"As a body, we will be communicating to see what strategies we can come up with, but we are also looking forward to hearing from the CXC in terms of what they have been seeing too," she said.
Reid, who is principal of St Andrew High School for Girls, said the number of English passes at her school had not been affected but the quality of passes had fallen.
"In my school, whereas our pass rate has remained stable, we have seen grade ones become twos and twos become threes. We have 17 per cent fewer grade ones," she said.
The dismal Mathematics and English Language passes will also take prominence on the agenda of the Jamaica Teachers' Association (JTA) annual conference scheduled for Montego Bay between tomorrow and Wednesday.
Meanwhile, officials of CXC are expected to provide more answers when they travel to Jamaica this week to meet with Thwaites on the vexed issue.
Dr Jules is unlikely to be in attendance, however, and leapt to his organisation's defence against Reid's critique.
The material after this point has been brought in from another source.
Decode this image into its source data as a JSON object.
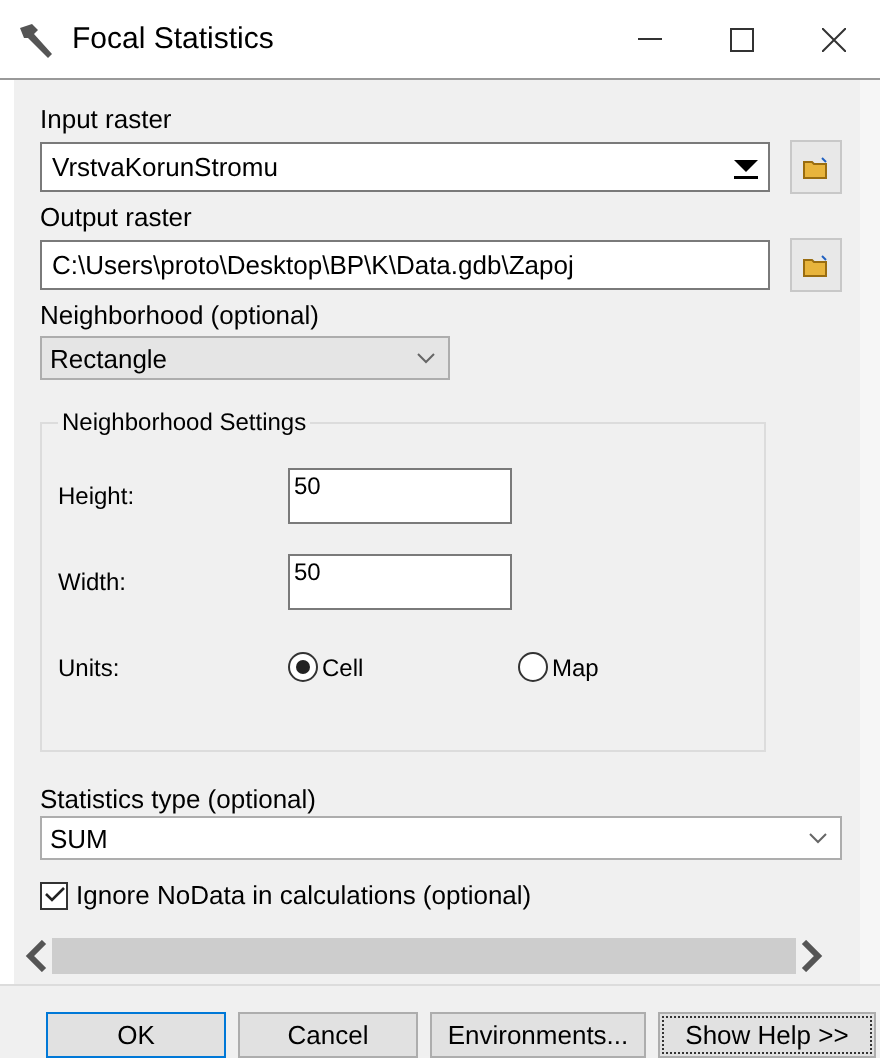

"Mr Reid should know better," Dr Jules fumed, emphasising that Reid, once an advisor to former Education Minister Andrew Holness and ex-chairman of the National Council on Education, has a working knowledge of CXC's operations.
He declared that the body has very strong systems governing the administration and marking of its examinations, and pointed to the integrity of the CXC's final awards committee, which includes senior representatives of education ministries throughout the Caribbean.
Dr Jules declared that he intended to issue a written response to the wave of criticisms, including the accusations being made against the examination body by Reid.
The CXC registrar made reference to some of the accusations while speaking in Guyana at last week's official presentation of the Caribbean Secondary Examinations Certificate (CSEC) results for this academic year and called for level heads and renewed focus on the challenges.
"Education is under great strain and it does not need people to stand on the outside and pontificate, we need workers in the vineyard, people who are prepared to put their shoulders behind the wheel," Dr Jules declared.
According to an article published by the Demerara Waves in Guyana, he told the gathering that now is a time for less lamentation and more decisive action.
"Blaming ministers, teachers or any relevant person is not going to change that empirical reality one iota," he declared.
Dr Jules's call for something to be done to save the region's secondary education systems has been endorsed by Guyana's Education Minister Priya Manickchand, who used the forum to call on Caribbean countries to deal "frontally" with the poor grades recorded in Mathematics and English A.
According to her, the region must accept that it has been failing at Mathematics and English throughout its history. She added that regional governments must not shy away from the results in order to deny the various opposition parties ammunition.
"The education of our boys and girls should never be politicised. Bad results must be owned by all; good results and the efforts to get there promoted, owned and celebrated by all," Manickchand said.
Meanwhile, in providing an overview of the CSEC results, senior assistant registrar at CXC Dr Gordon Harewood explained that students' ability to express themselves appeared to have been a major problem for those who sat the English Language paper this year.
"Students have to read a lot more. You can't spend every evening on Facebook chatting, you've got to pick up a book or an e-book," Harewood said.
Regarding the performance on the Mathematics papers, Dr Harewood stated there was much evidence of unfamiliarity with basic lower secondary level concepts.
"What was disturbing was that some of the concepts really should have been mastered at the lower secondary level... very simple Algebra, too many students were at a loss on that question, on [the one about] perimeters also," Harewood explained